Personally, I would rather get up and paint a wall than use a cell phone. At least, I have something to show for the time.


jcarbone702 1 week, 4 days ago

Are the police exempt? If not why do they act like it? I didn't know there was a law here, I heard about being in force in other towns in AZ, but I figured that if the cops are on the phone while driving, must be legal.


Fatrat 1 week, 4 days ago

I talk on the phone because my car, like most newer cars, has a "hands free" feature. I also use an ear piece if I drive my wife's car. It keeps me hands free. The device costs as little as $15 and keeps things safer for all involved. The first thing that happens when talking on a cell phone is loss of peripheral vision which is kind of important while driving. Many other things happen but that is probably one of the main detriments of driving with a phone in your ear. I could go on and on but there is not enough space. Point is people who do this are selfish and have little regard for their safety or others. Someone will respond to this with a bunch of whiny excuses that show just how selfish they are and how little regard they have for those around them. I wish there was a state law that requires using a "hands free" device while driving. But as usual our "leaders" have no idea what needs to be done.

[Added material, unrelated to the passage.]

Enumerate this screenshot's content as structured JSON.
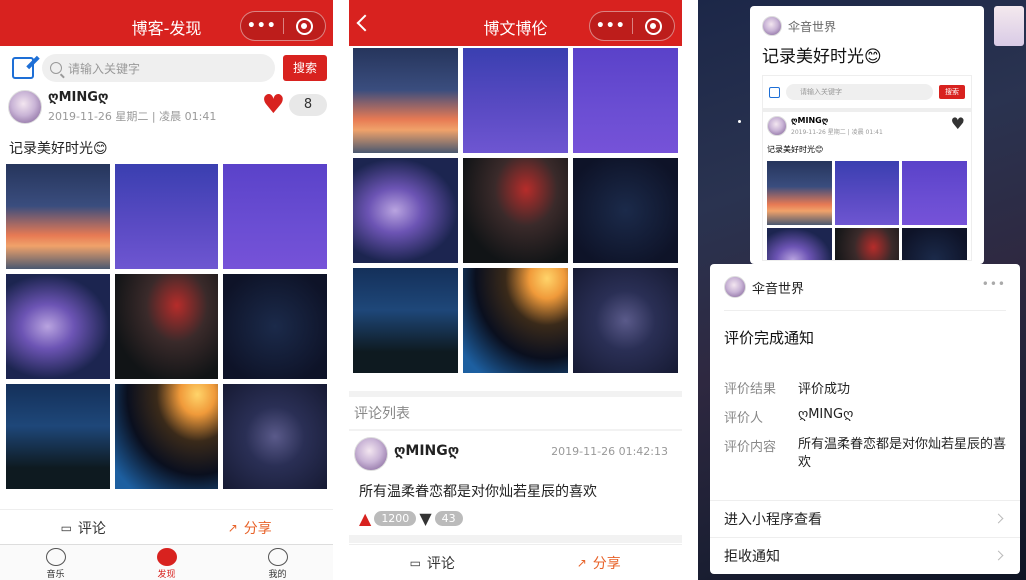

Wildrose 1 week, 4 days ago

First, I got rid of my cell phone and often drive 800 miles at a time w/no phone at all. I figure if I wreck and die, they can throw my body out for the coyotes to eat. Since everyone else has cells phone, some other traveler will report to someone I'm dead or maimed and eventually, maybe, an ambulance will show up. Same thing if I break down. Without the phone, I have more money for car gas is how I look at it and I am much more aware of the beauty around me.

I have seen cell users in grocery stores run into displays (and other people - me) while texting.

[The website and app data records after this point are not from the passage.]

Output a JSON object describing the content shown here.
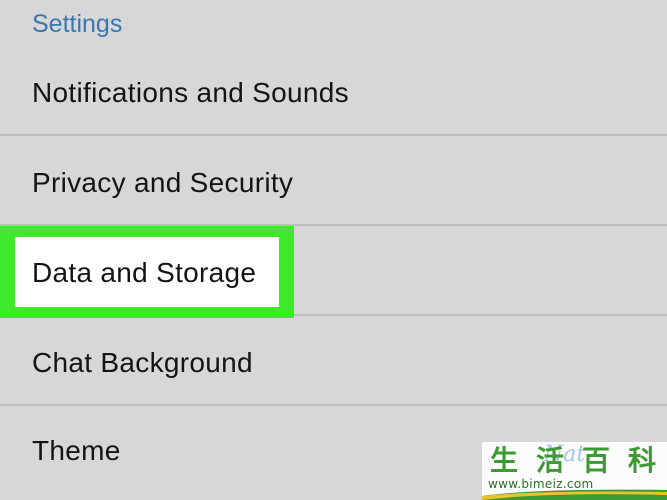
{
  "settings": {
    "section_title": "Settings",
    "items": [
      {
        "label": "Notifications and Sounds",
        "highlighted": false
      },
      {
        "label": "Privacy and Security",
        "highlighted": false
      },
      {
        "label": "Data and Storage",
        "highlighted": true
      },
      {
        "label": "Chat Background",
        "highlighted": false
      },
      {
        "label": "Theme",
        "highlighted": false
      }
    ]
  },
  "colors": {
    "background": "#d7d7d7",
    "section_title": "#3a76b0",
    "highlight_border": "#3fe82a",
    "divider": "#bdbdbd"
  },
  "watermark": {
    "chars": [
      "生",
      "活",
      "百",
      "科"
    ],
    "url": "www.bimeiz.com",
    "overlay_text": "Nat"
  }
}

Story two. OMG! You and your wife lived in a travel trailer over 4 years? Hard to believe; I spent three days in one deer hunting with a friend and was to the point, to hell with the deer, I was ready to kill him.


Smith 1 week, 4 days ago

Driving and texting is something I cannot fathom, one can use a ear phone, keep eyes on road, new vehicles now come with a programmable system for phone use on steering wheel, I told the salesman I did not want it set up to use, to tempting, I tend to ignore calls when driving, outside city or areas that allow phone use during driving, not out of fear of accident but common sense tells me who ever is calling will go to voice mail and I will call when I can! I doubt anyone who was a text addict, phone during driving addict pays any attention to laws, they just become less visible at it!


MarxingRightAlong 1 week, 3 days ago

All show and no go. Former City Councilman Larry Carver wasted the taxpayers time and dime passing this stupid unenforced "law"


KingmanCares 1 week, 3 days ago

Oh, it's enforced alright, although I can't say how consistent. Probably depends on time of day and how busy law enforcement is.

A friend from out of town was on the phone with me not long after he pulled onto Rt. 66 and got pulled over for being on the phone. I forgot to tell him about the law. He got a warning ticket; I presume because he was from out of town.


Gunguy45 1 week, 1 day ago

Talking on a cell while driving is as bad a "buzzed driving" in most cases. Hands free and earpieces help, but you are still not focused on the primary task of avoiding all the other idiots on the road.

As to the ban, I had forgotten about it since there are no signs or warnings. I don't own a cell anyway and if I did it would be the cheapest pre-paid burner phone I could find. I wouldn't waste my time on it having conversations when I'm trying to get somewhere.


ThaiMaiShu 6 days, 9 hours ago

The "law" should have been a Distracted Driving law and not aimed at cell phones.

Reading, putting on makeup, eating, brushing your teeth, petting the dog, and so many other distractions instead of just driving........